Relationship to Landscape
First conceived in 1945 as a country retreat for the client, Dr. Edith Farnsworth, the house as finally built appears as a structure of Platonic perfection against a complementary ground of informal landscape. This landscape is an integral aspect of Mies van der Rohe’s aesthetic conception. The house faces the Fox River just to the south and is raised 5 feet 3 inches above the ground, its thin, white I-beam supports contrasting with the darker, sinuous trunks of the surrounding trees. The calm stillness of the man-made object contrasts also with the subtle movements, sounds, and rhythms of water, sky and vegetation.
The dominance of a single, geometric form in a pastoral setting, with a complete exclusion of extraneous elements normally associated with habitation, reinforces the architect’s statement about the potential of a building to express “dwelling” in its simplest essence. While the elongated rectangle of the house lies parallel to the course of the Fox River, the perpendicular cross axis, represented by the suspended stairways, faces the river directly. With its emphatically planar floors and roof suspended on the widely-spaced, steel columns, the one-story house appears to float above the ground, infinitely extending the figurative space of the hovering planes into the surrounding site.
At the same time, the prismatic composition of the house maintains a sense of boundary and centrality against the vegetative landscape, thus maintaining its temple-like aloofness. The great panes of glass redefine the character of the boundary between shelter and that which is outside. The exterior glazing and the intermittent partitions of the interior work together dialectically, shifting the viewer’s awareness between the thrill of exposure to the raw elements of nature and the comforting stability of architectonic enclosure.
The architecture of the house represents the ultimate refinement of Mies van der Rohe’s minimalist expression of structure and space. It is composed of three strong, horizontal steel forms – the terrace, the floor of the house, and the roof – attached to attenuated, steel flange columns.
Since its completion in 1951, the Farnsworth house has been meticulously maintained and restored. The most important restoration took place in 1972, when then owner Peter Palumbo hired the firm of Mies van der Rohe’s grandson, Dirk Lohan, to restore the house to its original 1951 appearance. A second restoration took place in 1996, after a devastating flood damaged the interior. Although the house was built to resist floods in 1951, building in the surrounding area has caused higher flood levels in recent decades.

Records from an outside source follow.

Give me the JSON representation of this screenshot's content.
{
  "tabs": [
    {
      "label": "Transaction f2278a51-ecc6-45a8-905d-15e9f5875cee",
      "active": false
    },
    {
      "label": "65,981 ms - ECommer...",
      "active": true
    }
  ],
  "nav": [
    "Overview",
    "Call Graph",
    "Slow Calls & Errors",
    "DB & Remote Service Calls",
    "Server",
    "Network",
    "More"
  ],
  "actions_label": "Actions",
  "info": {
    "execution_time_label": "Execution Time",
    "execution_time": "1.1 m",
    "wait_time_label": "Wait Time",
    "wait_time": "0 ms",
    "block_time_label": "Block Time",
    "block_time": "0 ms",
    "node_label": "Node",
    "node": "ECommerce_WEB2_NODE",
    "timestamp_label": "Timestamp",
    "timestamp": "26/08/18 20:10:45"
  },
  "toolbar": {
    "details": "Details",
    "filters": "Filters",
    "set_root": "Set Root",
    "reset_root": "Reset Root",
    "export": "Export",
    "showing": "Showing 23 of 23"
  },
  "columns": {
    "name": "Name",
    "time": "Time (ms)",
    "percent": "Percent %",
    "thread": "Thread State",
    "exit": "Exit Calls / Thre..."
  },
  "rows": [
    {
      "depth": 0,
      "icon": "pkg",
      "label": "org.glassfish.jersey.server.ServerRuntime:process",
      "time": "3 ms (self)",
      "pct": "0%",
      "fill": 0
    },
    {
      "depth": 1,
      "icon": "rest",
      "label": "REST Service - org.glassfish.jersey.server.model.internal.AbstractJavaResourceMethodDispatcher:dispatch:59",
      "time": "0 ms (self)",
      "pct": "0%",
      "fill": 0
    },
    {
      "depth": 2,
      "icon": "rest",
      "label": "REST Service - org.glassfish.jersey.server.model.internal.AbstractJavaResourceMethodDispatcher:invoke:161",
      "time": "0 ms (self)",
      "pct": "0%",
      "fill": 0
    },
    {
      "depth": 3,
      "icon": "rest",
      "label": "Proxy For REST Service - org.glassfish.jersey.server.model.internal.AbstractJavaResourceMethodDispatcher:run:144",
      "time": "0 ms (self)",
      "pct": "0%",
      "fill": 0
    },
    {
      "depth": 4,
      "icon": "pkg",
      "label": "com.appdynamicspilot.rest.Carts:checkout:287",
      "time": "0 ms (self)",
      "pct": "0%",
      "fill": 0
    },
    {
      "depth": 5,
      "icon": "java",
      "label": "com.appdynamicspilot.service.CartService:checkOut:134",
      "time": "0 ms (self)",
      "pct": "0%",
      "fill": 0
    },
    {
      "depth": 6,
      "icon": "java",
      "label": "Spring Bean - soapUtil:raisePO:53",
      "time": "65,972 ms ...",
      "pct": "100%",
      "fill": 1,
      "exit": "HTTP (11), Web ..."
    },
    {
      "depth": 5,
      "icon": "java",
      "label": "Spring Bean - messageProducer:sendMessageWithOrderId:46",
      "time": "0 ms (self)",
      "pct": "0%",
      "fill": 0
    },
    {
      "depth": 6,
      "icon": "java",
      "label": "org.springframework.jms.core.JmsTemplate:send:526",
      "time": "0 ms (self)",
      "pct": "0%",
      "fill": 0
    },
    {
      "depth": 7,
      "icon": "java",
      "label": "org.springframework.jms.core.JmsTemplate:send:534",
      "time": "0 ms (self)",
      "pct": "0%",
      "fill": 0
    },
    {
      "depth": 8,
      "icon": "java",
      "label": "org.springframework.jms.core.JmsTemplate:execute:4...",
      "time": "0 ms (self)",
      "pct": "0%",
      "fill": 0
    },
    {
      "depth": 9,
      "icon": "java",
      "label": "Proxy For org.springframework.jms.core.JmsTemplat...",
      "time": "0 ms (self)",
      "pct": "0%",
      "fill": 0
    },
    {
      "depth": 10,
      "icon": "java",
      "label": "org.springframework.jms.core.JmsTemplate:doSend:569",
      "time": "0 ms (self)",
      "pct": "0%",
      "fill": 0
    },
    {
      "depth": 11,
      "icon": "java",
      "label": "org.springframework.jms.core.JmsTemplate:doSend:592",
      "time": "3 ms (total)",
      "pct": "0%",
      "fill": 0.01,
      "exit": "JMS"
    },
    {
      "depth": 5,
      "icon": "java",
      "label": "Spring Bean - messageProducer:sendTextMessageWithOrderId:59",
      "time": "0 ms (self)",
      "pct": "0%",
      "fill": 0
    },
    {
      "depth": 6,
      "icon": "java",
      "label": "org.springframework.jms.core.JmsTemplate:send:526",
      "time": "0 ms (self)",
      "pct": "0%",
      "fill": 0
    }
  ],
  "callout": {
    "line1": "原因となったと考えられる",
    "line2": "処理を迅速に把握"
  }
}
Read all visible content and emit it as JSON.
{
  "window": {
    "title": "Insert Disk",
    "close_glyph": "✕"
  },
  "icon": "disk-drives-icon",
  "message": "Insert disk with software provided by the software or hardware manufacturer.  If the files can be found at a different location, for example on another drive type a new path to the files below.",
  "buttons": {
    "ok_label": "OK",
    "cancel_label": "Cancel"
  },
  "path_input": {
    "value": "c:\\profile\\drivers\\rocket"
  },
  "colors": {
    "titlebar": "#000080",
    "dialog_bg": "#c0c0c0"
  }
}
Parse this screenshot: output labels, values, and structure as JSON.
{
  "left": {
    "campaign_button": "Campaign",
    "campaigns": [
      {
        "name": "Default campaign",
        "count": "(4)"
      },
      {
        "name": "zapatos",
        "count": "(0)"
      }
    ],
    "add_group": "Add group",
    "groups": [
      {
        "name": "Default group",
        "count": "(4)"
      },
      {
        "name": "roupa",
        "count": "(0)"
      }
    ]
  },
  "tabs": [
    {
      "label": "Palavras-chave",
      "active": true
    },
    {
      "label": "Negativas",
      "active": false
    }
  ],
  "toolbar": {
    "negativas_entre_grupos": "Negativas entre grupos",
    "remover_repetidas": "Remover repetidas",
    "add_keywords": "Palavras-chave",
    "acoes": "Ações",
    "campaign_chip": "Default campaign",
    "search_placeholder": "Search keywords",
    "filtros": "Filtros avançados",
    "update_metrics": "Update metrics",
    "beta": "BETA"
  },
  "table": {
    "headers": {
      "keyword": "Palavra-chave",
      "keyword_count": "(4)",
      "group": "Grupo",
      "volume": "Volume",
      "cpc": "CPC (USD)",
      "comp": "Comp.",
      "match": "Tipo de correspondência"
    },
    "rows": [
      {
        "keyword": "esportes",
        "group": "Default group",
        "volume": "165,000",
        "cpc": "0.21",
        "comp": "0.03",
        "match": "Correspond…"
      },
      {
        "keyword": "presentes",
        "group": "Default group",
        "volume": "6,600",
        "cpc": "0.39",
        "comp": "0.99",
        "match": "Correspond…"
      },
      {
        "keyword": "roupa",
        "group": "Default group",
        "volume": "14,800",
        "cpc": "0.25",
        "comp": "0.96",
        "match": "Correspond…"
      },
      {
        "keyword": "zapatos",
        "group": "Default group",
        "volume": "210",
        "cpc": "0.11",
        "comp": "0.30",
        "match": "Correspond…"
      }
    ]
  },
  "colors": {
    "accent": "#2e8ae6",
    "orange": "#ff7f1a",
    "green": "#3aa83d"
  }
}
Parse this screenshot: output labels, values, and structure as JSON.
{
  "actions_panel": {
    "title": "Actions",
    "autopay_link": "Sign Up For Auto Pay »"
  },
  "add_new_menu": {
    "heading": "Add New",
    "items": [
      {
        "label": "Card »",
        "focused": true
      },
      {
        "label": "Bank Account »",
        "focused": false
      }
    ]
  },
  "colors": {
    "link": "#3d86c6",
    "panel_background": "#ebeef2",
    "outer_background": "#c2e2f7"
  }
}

During the late 1990s, moving towards retirement, Lord Palumbo tried repeatedly to sell the property to the State of Illinois for use as a public park and house museum. Finally, in 2003, he decided to sell the property at auction and through the generosity of several contributing donors led by the late John H. Bryan, the Friends of the Farnsworth House were able to purchase the property for the National Trust, with a preservation and conservation easement held by Landmarks Illinois. The site opened for public tours in 2004.